Implications of the SEQUOIA Trial Results of Zanubrutinib/Venetoclax in CLL/SLL

Jennifer R. Brown, MD, PhD, discusses the implications of the SEQUOIA trial, which looked at the combination of zanubrutinib and venetoclax for the treatment of patients with treatment-naïve chronic lymphocytic leukemia or small lymphocytic lymphoma.

Jennifer R. Brown, MD, PhD, a medical oncologist, director of the Chronic Lymphocytic Leukemia Center at the Dana-Farber Cancer Institute, and professor of Medicine at Harvard Medical School, discusses the implications of the SEQUOIA trial (NCT03336333), which looked at the combination of zanubrutinib (Brukinsa) and venetoclax for the treatment of patients with treatment-naïve chronic lymphocytic leukemia (CLL) or small lymphocytic lymphoma (SLL).

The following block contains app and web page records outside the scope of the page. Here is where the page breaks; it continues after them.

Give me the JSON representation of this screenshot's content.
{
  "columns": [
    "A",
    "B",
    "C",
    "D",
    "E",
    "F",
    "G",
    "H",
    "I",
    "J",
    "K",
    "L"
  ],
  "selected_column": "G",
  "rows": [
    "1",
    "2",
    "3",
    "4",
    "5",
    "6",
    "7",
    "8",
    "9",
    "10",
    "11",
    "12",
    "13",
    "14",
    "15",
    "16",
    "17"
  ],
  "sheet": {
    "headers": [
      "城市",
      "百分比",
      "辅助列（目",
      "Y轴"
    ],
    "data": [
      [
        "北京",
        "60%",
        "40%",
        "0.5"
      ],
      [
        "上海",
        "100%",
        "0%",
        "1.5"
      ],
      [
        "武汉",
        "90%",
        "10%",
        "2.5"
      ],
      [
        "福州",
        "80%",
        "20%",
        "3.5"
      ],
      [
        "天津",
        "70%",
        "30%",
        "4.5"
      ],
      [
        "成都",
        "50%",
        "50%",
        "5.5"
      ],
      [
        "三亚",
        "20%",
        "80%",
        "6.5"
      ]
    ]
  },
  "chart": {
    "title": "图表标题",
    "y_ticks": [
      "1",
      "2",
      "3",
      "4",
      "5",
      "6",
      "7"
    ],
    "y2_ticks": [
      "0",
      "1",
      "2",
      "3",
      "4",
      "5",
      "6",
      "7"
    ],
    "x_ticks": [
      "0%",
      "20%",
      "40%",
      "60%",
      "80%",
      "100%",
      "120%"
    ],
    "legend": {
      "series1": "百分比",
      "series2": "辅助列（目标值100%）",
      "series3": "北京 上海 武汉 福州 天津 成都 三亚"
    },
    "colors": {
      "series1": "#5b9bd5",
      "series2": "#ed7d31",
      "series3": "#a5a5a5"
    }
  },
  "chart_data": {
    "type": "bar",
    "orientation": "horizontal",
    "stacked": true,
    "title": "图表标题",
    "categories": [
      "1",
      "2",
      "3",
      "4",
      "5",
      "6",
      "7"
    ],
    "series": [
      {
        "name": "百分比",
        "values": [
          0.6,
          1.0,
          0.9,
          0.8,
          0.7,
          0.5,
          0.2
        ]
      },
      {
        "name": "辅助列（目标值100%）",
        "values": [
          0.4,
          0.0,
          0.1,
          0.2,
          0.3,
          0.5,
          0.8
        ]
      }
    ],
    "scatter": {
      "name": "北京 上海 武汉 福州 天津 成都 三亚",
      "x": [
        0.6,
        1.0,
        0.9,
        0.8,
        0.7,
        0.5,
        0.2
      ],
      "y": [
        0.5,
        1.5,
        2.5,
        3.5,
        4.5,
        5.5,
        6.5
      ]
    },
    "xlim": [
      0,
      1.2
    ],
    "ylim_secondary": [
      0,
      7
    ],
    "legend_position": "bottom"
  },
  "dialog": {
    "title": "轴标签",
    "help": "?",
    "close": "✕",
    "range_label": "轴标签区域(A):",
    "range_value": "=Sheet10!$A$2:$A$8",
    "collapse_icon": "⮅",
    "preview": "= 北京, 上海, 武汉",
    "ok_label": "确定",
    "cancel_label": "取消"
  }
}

According to Brown, these findings establish the safety of the combination and its preliminary efficacy. While there are other studies looking at other Bruton’s tyrosine kinase (BTK) inhibitors in combination with venetoclax, this is the first study looking at zanubrutinib in this space.

Durability of remission and progression-free survival are going to be important over time, according to Brown. Additionally, there are questions over whether patients with 17p-deletions should stop therapy, even if undetectable minimal residual disease (MRD) is achieved in order to avoid treatment resistance.

0:08 | I think the findings established that the combination of zanubrutinib and venetoclax is safe and preliminarily effective in terms of response rate. We have a lot of such data with ibrutinib/venetoclax, and there are studies pending that look at that with acalabrutinib/ venetoclax. So, those are the other 2 covalent BTK inhibitors in the CLL space. But these are the first data looking at zanubrutinib and venetoclax in terms of safety and efficacy. And so, they're very encouraging in that regard that this combination is safe and well tolerated and highly effective.

0:40 | What really is going to matter over time, of course, is the durability of remission and the progression-free survival. And one big question in the field right now for the 17p-deletion patients is whether it's reasonable to stop their therapy, even if they achieve undetectable MRD. And so, this study has very stringent stopping rules for achievement of undetectable MRD, which is good. And then it will be very interesting to see how the patients do if we can retreat them with zanubrutinib and venetoclax at subsequent relapse, which hopefully will be many years out, because that would be a real benefit potentially compared to staying on therapy. If relapse occurs on therapy, we know there'll be resistant, and we can't retreat them with the same regimen. So, those data are probably still a few years out with any of the drugs actually, we don't really have that information for ibrutinib/venetoclax yet either.